(Source data)
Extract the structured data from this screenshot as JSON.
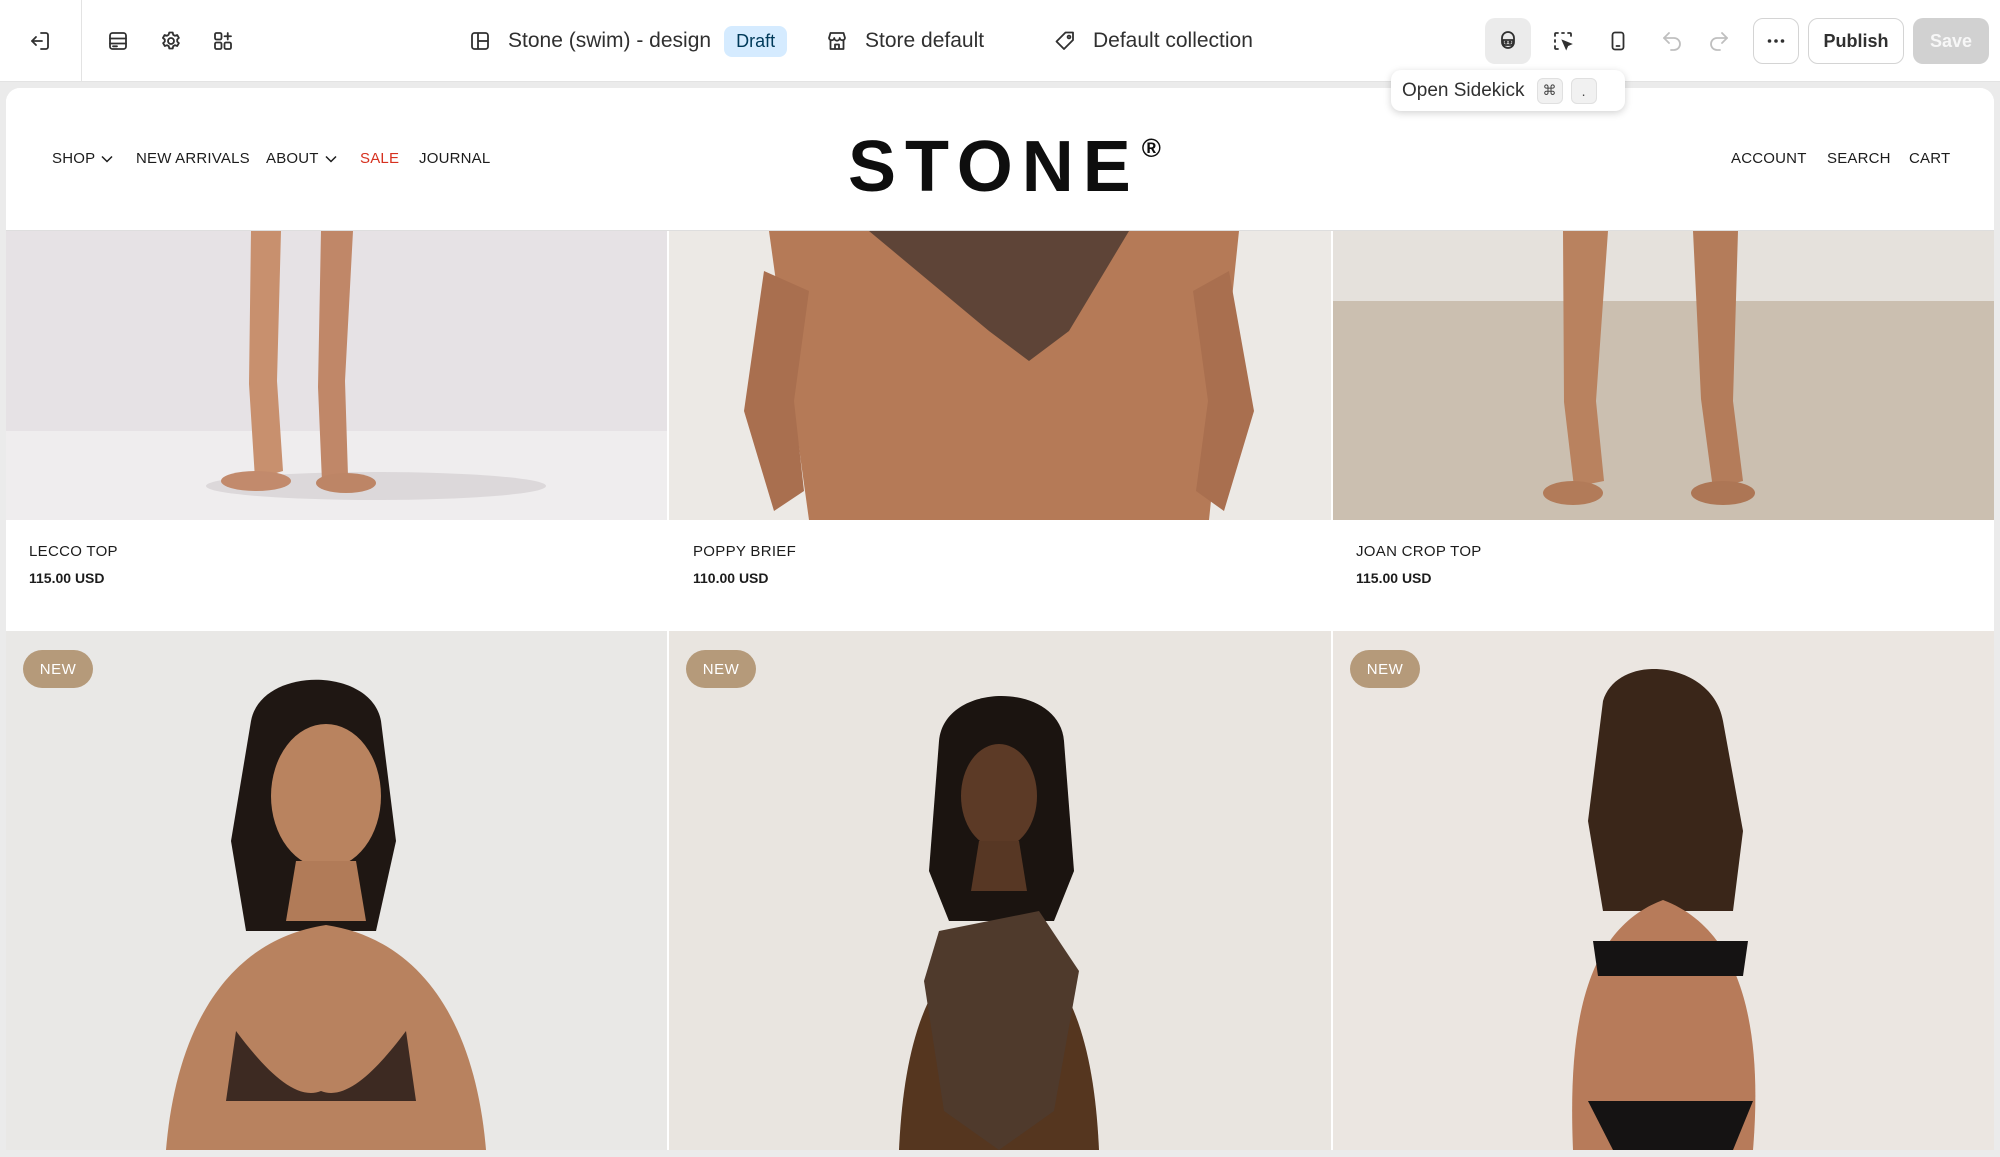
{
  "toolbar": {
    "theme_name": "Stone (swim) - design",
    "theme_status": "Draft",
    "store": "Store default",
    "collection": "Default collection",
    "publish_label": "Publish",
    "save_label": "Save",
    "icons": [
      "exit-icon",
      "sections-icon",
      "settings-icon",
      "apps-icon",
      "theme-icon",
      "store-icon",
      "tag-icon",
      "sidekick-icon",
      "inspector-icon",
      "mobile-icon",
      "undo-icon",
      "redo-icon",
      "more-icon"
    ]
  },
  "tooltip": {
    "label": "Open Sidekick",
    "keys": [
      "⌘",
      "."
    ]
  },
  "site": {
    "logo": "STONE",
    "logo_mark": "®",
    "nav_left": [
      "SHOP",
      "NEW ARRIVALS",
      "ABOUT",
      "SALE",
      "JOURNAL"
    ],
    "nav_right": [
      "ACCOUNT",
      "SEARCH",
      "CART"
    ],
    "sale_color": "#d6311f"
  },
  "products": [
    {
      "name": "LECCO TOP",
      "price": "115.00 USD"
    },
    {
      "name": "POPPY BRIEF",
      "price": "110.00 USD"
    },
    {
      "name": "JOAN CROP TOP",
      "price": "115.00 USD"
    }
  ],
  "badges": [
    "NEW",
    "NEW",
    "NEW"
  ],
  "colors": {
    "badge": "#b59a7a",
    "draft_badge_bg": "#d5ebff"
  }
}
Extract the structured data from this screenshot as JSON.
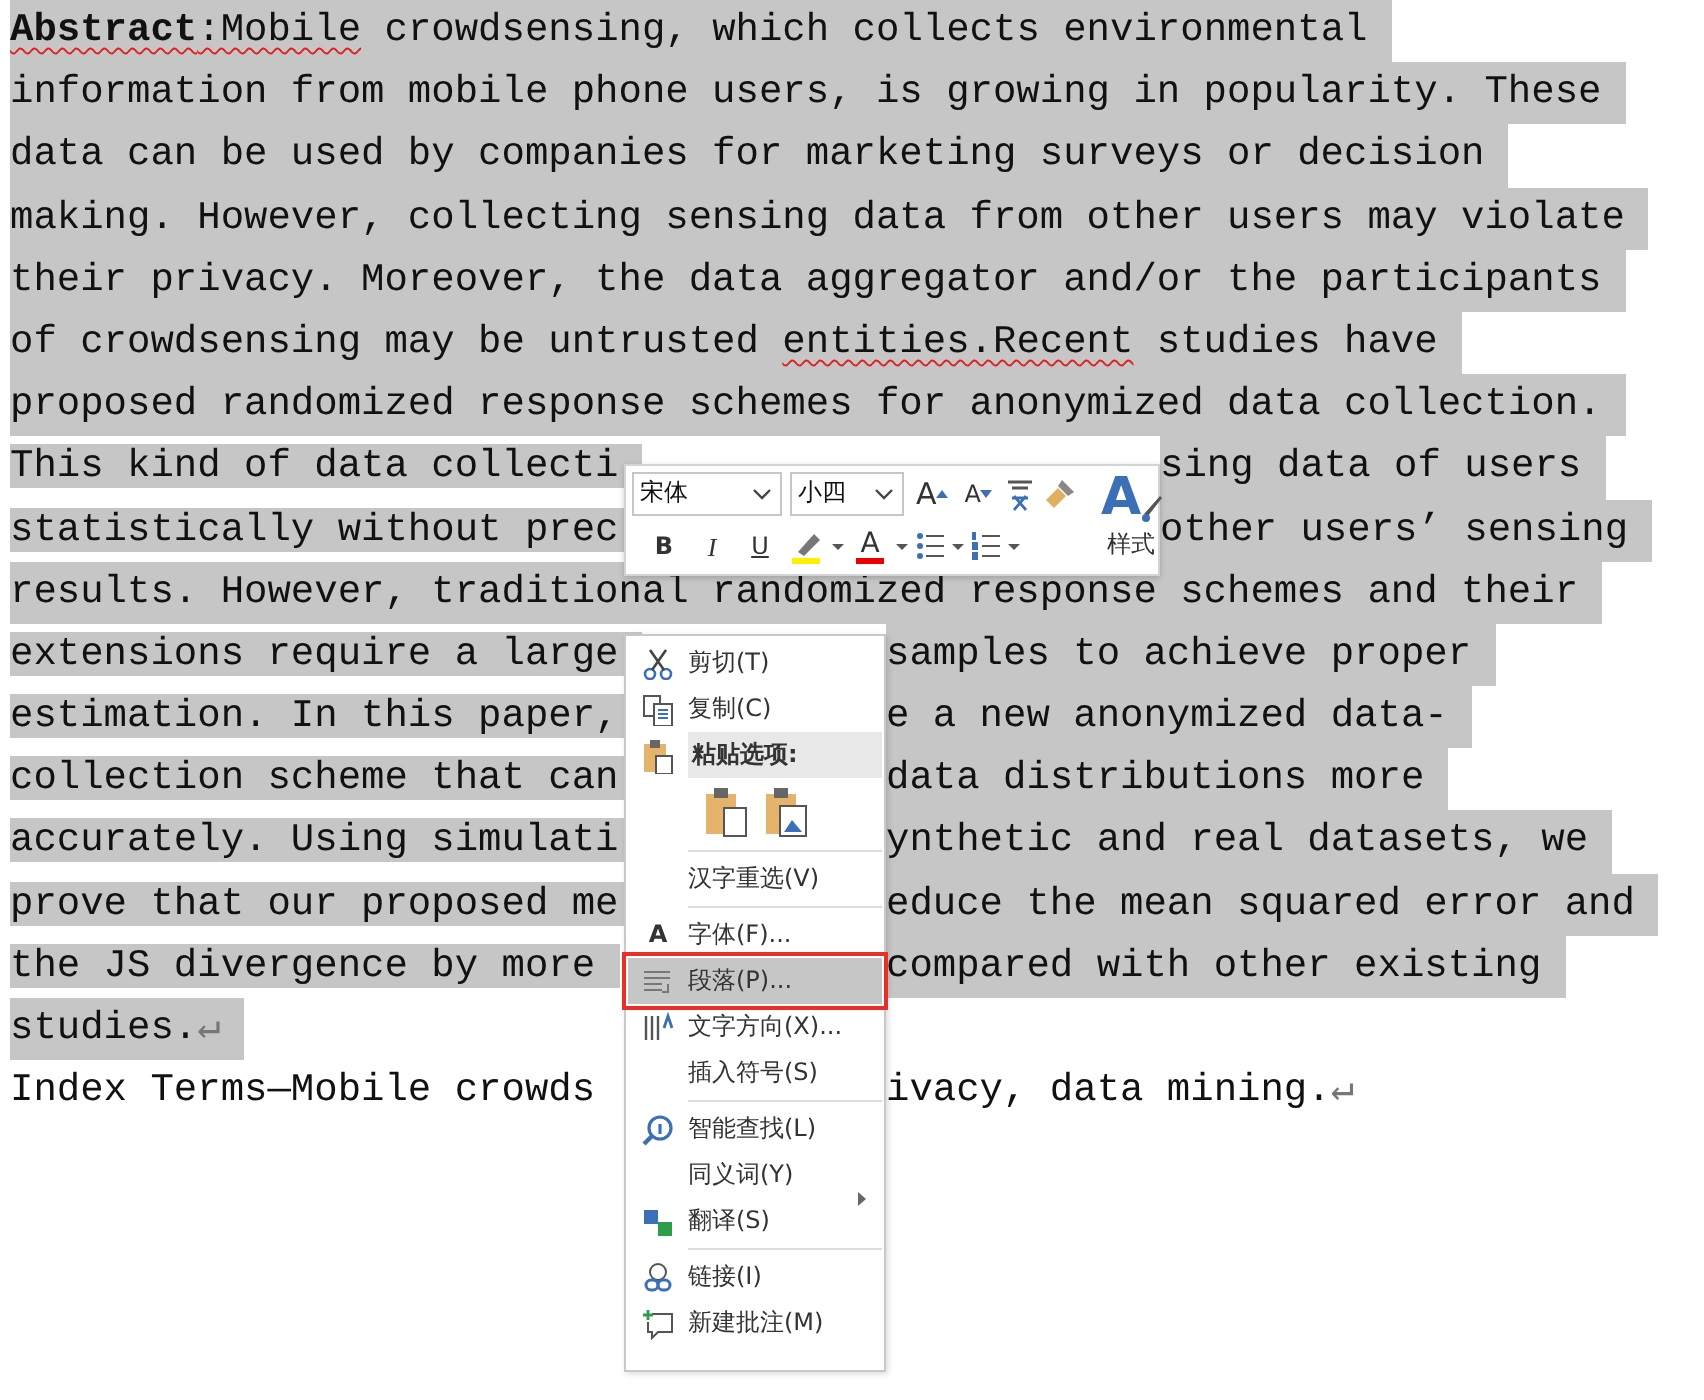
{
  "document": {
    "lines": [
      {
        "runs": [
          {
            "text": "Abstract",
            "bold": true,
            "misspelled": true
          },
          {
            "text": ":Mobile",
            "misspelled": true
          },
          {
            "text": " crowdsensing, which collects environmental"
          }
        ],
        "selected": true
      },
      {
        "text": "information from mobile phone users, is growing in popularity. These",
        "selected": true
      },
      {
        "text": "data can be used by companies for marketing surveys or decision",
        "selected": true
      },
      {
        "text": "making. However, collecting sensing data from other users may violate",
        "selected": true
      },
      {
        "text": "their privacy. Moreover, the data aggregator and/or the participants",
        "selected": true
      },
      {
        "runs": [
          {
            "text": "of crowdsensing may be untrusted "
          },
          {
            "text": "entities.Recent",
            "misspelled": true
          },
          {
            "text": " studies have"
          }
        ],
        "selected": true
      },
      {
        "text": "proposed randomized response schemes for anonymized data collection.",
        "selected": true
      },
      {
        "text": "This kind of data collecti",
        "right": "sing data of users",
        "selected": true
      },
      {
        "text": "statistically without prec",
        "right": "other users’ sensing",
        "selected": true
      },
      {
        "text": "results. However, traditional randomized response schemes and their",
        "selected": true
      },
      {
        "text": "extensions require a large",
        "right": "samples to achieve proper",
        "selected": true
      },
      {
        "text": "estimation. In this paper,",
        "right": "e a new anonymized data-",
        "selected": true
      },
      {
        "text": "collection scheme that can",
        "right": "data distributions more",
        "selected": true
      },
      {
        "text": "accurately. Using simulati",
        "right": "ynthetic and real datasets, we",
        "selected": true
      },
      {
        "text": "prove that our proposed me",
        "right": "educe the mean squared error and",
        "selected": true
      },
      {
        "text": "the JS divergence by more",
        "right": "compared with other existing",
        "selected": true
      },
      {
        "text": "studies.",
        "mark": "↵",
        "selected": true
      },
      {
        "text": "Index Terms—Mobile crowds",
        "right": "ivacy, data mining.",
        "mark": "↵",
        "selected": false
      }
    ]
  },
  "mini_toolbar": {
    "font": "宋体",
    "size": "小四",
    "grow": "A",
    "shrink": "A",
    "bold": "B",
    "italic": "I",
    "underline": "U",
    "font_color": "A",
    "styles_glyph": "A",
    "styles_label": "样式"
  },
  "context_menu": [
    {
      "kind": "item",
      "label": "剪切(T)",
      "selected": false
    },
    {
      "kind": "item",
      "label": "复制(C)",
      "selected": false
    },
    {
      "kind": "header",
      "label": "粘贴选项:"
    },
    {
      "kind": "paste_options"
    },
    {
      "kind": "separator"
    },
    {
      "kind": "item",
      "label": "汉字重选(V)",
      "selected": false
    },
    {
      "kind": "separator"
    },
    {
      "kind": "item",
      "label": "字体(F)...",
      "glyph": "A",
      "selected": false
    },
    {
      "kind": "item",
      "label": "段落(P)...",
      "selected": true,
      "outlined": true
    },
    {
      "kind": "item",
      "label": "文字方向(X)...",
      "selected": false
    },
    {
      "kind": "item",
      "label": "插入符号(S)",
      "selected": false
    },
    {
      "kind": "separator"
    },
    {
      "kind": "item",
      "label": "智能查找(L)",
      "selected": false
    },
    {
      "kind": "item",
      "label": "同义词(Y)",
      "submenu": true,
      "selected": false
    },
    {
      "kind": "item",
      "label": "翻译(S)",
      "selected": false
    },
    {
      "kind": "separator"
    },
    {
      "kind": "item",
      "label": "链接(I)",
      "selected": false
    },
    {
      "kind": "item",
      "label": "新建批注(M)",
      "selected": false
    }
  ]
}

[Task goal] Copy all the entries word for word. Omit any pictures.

[Expected answer]
Extract the structured data from this screenshot as JSON.
{
  "toolbar": {
    "theme_name": "Stone (swim) - design",
    "theme_status": "Draft",
    "store": "Store default",
    "collection": "Default collection",
    "publish_label": "Publish",
    "save_label": "Save",
    "icons": [
      "exit-icon",
      "sections-icon",
      "settings-icon",
      "apps-icon",
      "theme-icon",
      "store-icon",
      "tag-icon",
      "sidekick-icon",
      "inspector-icon",
      "mobile-icon",
      "undo-icon",
      "redo-icon",
      "more-icon"
    ]
  },
  "tooltip": {
    "label": "Open Sidekick",
    "keys": [
      "⌘",
      "."
    ]
  },
  "site": {
    "logo": "STONE",
    "logo_mark": "®",
    "nav_left": [
      "SHOP",
      "NEW ARRIVALS",
      "ABOUT",
      "SALE",
      "JOURNAL"
    ],
    "nav_right": [
      "ACCOUNT",
      "SEARCH",
      "CART"
    ],
    "sale_color": "#d6311f"
  },
  "products": [
    {
      "name": "LECCO TOP",
      "price": "115.00 USD"
    },
    {
      "name": "POPPY BRIEF",
      "price": "110.00 USD"
    },
    {
      "name": "JOAN CROP TOP",
      "price": "115.00 USD"
    }
  ],
  "badges": [
    "NEW",
    "NEW",
    "NEW"
  ],
  "colors": {
    "badge": "#b59a7a",
    "draft_badge_bg": "#d5ebff"
  }
}
Extract the structured data from this screenshot as JSON.
{
  "document": {
    "lines": [
      {
        "runs": [
          {
            "text": "Abstract",
            "bold": true,
            "misspelled": true
          },
          {
            "text": ":Mobile",
            "misspelled": true
          },
          {
            "text": " crowdsensing, which collects environmental"
          }
        ],
        "selected": true
      },
      {
        "text": "information from mobile phone users, is growing in popularity. These",
        "selected": true
      },
      {
        "text": "data can be used by companies for marketing surveys or decision",
        "selected": true
      },
      {
        "text": "making. However, collecting sensing data from other users may violate",
        "selected": true
      },
      {
        "text": "their privacy. Moreover, the data aggregator and/or the participants",
        "selected": true
      },
      {
        "runs": [
          {
            "text": "of crowdsensing may be untrusted "
          },
          {
            "text": "entities.Recent",
            "misspelled": true
          },
          {
            "text": " studies have"
          }
        ],
        "selected": true
      },
      {
        "text": "proposed randomized response schemes for anonymized data collection.",
        "selected": true
      },
      {
        "text": "This kind of data collecti",
        "right": "sing data of users",
        "selected": true
      },
      {
        "text": "statistically without prec",
        "right": "other users’ sensing",
        "selected": true
      },
      {
        "text": "results. However, traditional randomized response schemes and their",
        "selected": true
      },
      {
        "text": "extensions require a large",
        "right": "samples to achieve proper",
        "selected": true
      },
      {
        "text": "estimation. In this paper,",
        "right": "e a new anonymized data-",
        "selected": true
      },
      {
        "text": "collection scheme that can",
        "right": "data distributions more",
        "selected": true
      },
      {
        "text": "accurately. Using simulati",
        "right": "ynthetic and real datasets, we",
        "selected": true
      },
      {
        "text": "prove that our proposed me",
        "right": "educe the mean squared error and",
        "selected": true
      },
      {
        "text": "the JS divergence by more",
        "right": "compared with other existing",
        "selected": true
      },
      {
        "text": "studies.",
        "mark": "↵",
        "selected": true
      },
      {
        "text": "Index Terms—Mobile crowds",
        "right": "ivacy, data mining.",
        "mark": "↵",
        "selected": false
      }
    ]
  },
  "mini_toolbar": {
    "font": "宋体",
    "size": "小四",
    "grow": "A",
    "shrink": "A",
    "bold": "B",
    "italic": "I",
    "underline": "U",
    "font_color": "A",
    "styles_glyph": "A",
    "styles_label": "样式"
  },
  "context_menu": [
    {
      "kind": "item",
      "label": "剪切(T)",
      "selected": false
    },
    {
      "kind": "item",
      "label": "复制(C)",
      "selected": false
    },
    {
      "kind": "header",
      "label": "粘贴选项:"
    },
    {
      "kind": "paste_options"
    },
    {
      "kind": "separator"
    },
    {
      "kind": "item",
      "label": "汉字重选(V)",
      "selected": false
    },
    {
      "kind": "separator"
    },
    {
      "kind": "item",
      "label": "字体(F)...",
      "glyph": "A",
      "selected": false
    },
    {
      "kind": "item",
      "label": "段落(P)...",
      "selected": true,
      "outlined": true
    },
    {
      "kind": "item",
      "label": "文字方向(X)...",
      "selected": false
    },
    {
      "kind": "item",
      "label": "插入符号(S)",
      "selected": false
    },
    {
      "kind": "separator"
    },
    {
      "kind": "item",
      "label": "智能查找(L)",
      "selected": false
    },
    {
      "kind": "item",
      "label": "同义词(Y)",
      "submenu": true,
      "selected": false
    },
    {
      "kind": "item",
      "label": "翻译(S)",
      "selected": false
    },
    {
      "kind": "separator"
    },
    {
      "kind": "item",
      "label": "链接(I)",
      "selected": false
    },
    {
      "kind": "item",
      "label": "新建批注(M)",
      "selected": false
    }
  ]
}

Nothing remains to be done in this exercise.